Our brain is our CPU and as we age, it ages with us. It takes longer to upload, download, and process information. It’s slower to access the memory cache. It gets sluggish, maybe a glitch here and there, and we forget why we walked into this room. Where are my keys?
We used to think we couldn’t do anything to prevent this and thoughts about reversing damage was just as crazy as the fifth dimension. As it turns out though, we can, through neuroplasticity.
Our brain has the ability to reorganize itself by forming new connections throughout life. Neuroplasticity allows the nerve cells in the brain to compensate for injury and disease and to adjust their activities in response to new situations or changes in their environment. Our brains are malleable, like plastic. And this plasticity can be improved.
Through neuroplasticity, undamaged axons grow new nerve endings to reconnect neurons whose links were damaged. Basically, if the outlet on our wall is damaged, the television won’t function, so we reroute the power cord to another outlet that works and we’re able to watch Stranger Things.
While neuroplasticity is rewiring, neurogenesis is growth. The production of our brain’s neurons is most active while we’re still in the womb, but we can still develop new neurons into adulthood. Yeah; this is big. Really big.
As we age, or get closer to our twilight years, our gray matter shrinks, but we can prevent it and maybe even increase it. Wait … what? How? Movement. Nutrition, sleep, and removing toxic substances such as aluminum all play important roles, but the star of this episode is movement.
Engaged, whole-body exercise.
By “engaged”, I mean mind and body together.
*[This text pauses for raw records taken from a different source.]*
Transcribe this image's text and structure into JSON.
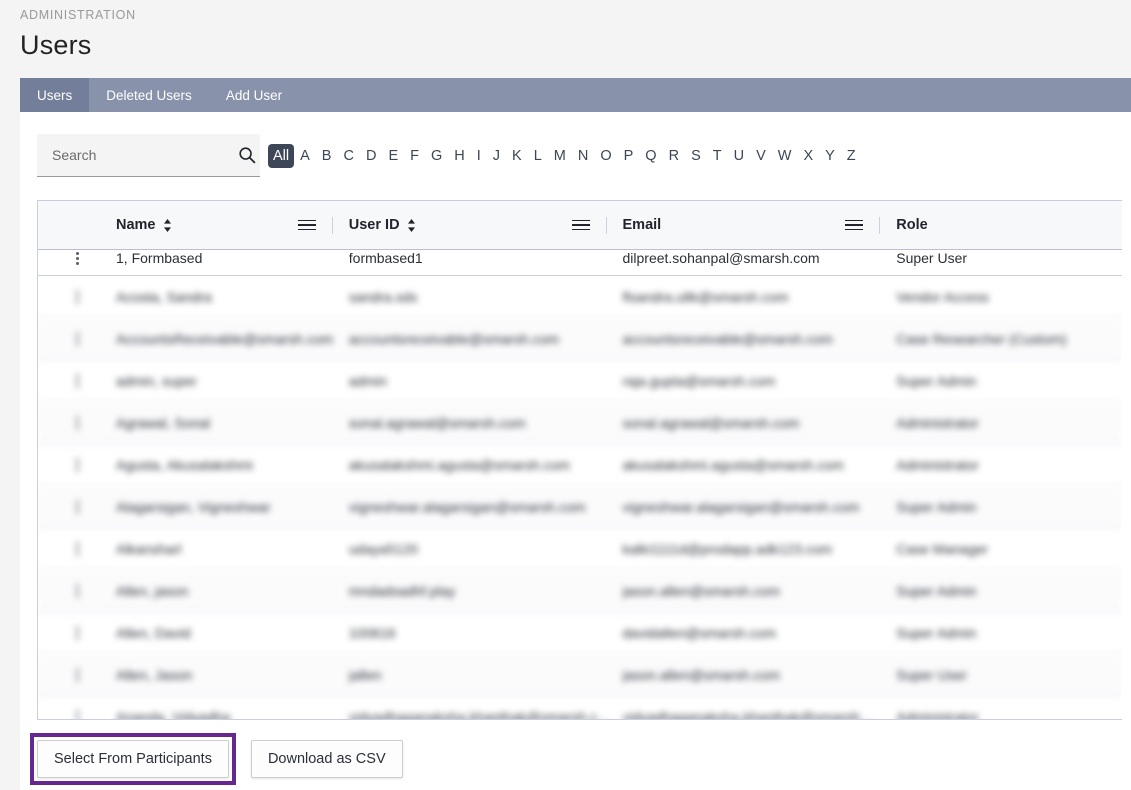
{
  "breadcrumb": "ADMINISTRATION",
  "page_title": "Users",
  "tabs": [
    {
      "label": "Users",
      "active": true
    },
    {
      "label": "Deleted Users",
      "active": false
    },
    {
      "label": "Add User",
      "active": false
    }
  ],
  "search": {
    "placeholder": "Search",
    "value": "",
    "icon": "search-icon"
  },
  "alphabet_filter": {
    "selected": "All",
    "items": [
      "All",
      "A",
      "B",
      "C",
      "D",
      "E",
      "F",
      "G",
      "H",
      "I",
      "J",
      "K",
      "L",
      "M",
      "N",
      "O",
      "P",
      "Q",
      "R",
      "S",
      "T",
      "U",
      "V",
      "W",
      "X",
      "Y",
      "Z"
    ]
  },
  "table": {
    "columns": [
      {
        "label": "Name",
        "sortable": true,
        "menu_icon": "hamburger-menu-icon"
      },
      {
        "label": "User ID",
        "sortable": true,
        "menu_icon": "hamburger-menu-icon"
      },
      {
        "label": "Email",
        "sortable": false,
        "menu_icon": "hamburger-menu-icon"
      },
      {
        "label": "Role",
        "sortable": false,
        "menu_icon": null
      }
    ],
    "rows": [
      {
        "name": "1, Formbased",
        "user_id": "formbased1",
        "email": "dilpreet.sohanpal@smarsh.com",
        "role": "Super User",
        "redacted": false
      },
      {
        "name": "Acosta, Sandra",
        "user_id": "sandra.sds",
        "email": "flsandra.ultk@smarsh.com",
        "role": "Vendor Access",
        "redacted": true
      },
      {
        "name": "AccountsReceivable@smarsh.com",
        "user_id": "accountsreceivable@smarsh.com",
        "email": "accountsreceivable@smarsh.com",
        "role": "Case Researcher (Custom)",
        "redacted": true
      },
      {
        "name": "admin, super",
        "user_id": "admin",
        "email": "raja.gupta@smarsh.com",
        "role": "Super Admin",
        "redacted": true
      },
      {
        "name": "Agrawal, Sonal",
        "user_id": "sonal.agrawal@smarsh.com",
        "email": "sonal.agrawal@smarsh.com",
        "role": "Administrator",
        "redacted": true
      },
      {
        "name": "Agusta, Akusalakshmi",
        "user_id": "akusalakshmi.agusta@smarsh.com",
        "email": "akusalakshmi.agusta@smarsh.com",
        "role": "Administrator",
        "redacted": true
      },
      {
        "name": "Alagarsigan, Vigneshwar",
        "user_id": "vigneshwar.alagarsigan@smarsh.com",
        "email": "vigneshwar.alagarsigan@smarsh.com",
        "role": "Super Admin",
        "redacted": true
      },
      {
        "name": "Alkansharl",
        "user_id": "udaya5120",
        "email": "kalki1111d@prodapp.adk123.com",
        "role": "Case Manager",
        "redacted": true
      },
      {
        "name": "Allen, jason",
        "user_id": "mndadsadhf.play",
        "email": "jason.allen@smarsh.com",
        "role": "Super Admin",
        "redacted": true
      },
      {
        "name": "Allen, David",
        "user_id": "100616",
        "email": "davidallen@smarsh.com",
        "role": "Super Admin",
        "redacted": true
      },
      {
        "name": "Allen, Jason",
        "user_id": "jallen",
        "email": "jason.allen@smarsh.com",
        "role": "Super User",
        "redacted": true
      },
      {
        "name": "Ananda, Vidyadha",
        "user_id": "vidyadhaganaksha.khanthak@smarsh.c...",
        "email": "vidyadhaganaksha.khanthak@smarsh...",
        "role": "Administrator",
        "redacted": true
      }
    ]
  },
  "footer_buttons": [
    {
      "label": "Select From Participants",
      "highlighted": true
    },
    {
      "label": "Download as CSV",
      "highlighted": false
    }
  ],
  "colors": {
    "highlight": "#66288f",
    "tabbar": "#8892ab",
    "tab_active": "#737e9a",
    "alpha_active": "#3d4758"
  }
}
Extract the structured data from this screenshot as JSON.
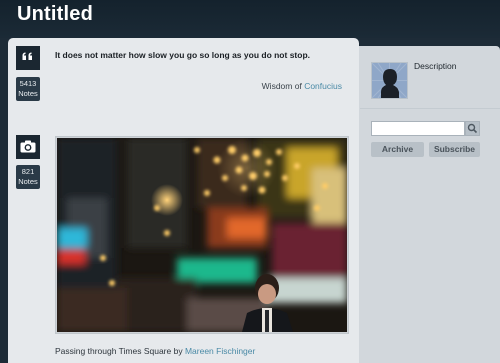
{
  "header": {
    "title": "Untitled"
  },
  "posts": [
    {
      "type": "quote",
      "icon": "quote-icon",
      "notes_count": "5413",
      "notes_label": "Notes",
      "quote": "It does not matter how slow you go so long as you do not stop.",
      "source_prefix": "Wisdom of",
      "source_link": "Confucius"
    },
    {
      "type": "photo",
      "icon": "camera-icon",
      "notes_count": "821",
      "notes_label": "Notes",
      "caption_prefix": "Passing through Times Square by",
      "caption_link": "Mareen Fischinger"
    }
  ],
  "sidebar": {
    "description": "Description",
    "search_placeholder": "",
    "archive_label": "Archive",
    "subscribe_label": "Subscribe"
  },
  "colors": {
    "background": "#1d2b37",
    "content": "#e6e9ec",
    "sidebar": "#d2d7dc",
    "link": "#4a8aa6"
  }
}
Yoga and many forms of martial arts produce incredible results, because we have to move our bodies through space in a specific way that requires concentration, mindfulness, and focus, as well as lots of breathing. Social aspects and connectedness also play a big part. Cortisol (stress hormone) causes significant damage, but engaged mind-body exercise regulates this problem.
Regular exercise is associated with increased size of the hippocampus (memory) and reversing volume loss. It increases blood flow and oxygen to the brain and produces a greater release of accumulated toxins, while producing Brain Derived Neurotropic Factor (BDNF), which increases neurogenesis. We also improve angiogenesis, synaptogenesis, and the synthesis of neurotransmitters through exercise.
Anything else? Yes. Meditation.
Meditation can actually alter the physical structure of the brain. According to researchers at Harvard, Yale, and MIT, meditation practice can promote cortical plasticity in adults in areas important for cognitive and emotional processing and overall well-being.
Neuroplasticity: It will keep our gray matter from getting lost in the twilight zone.
Photo by Natalya Letunova on Unsplash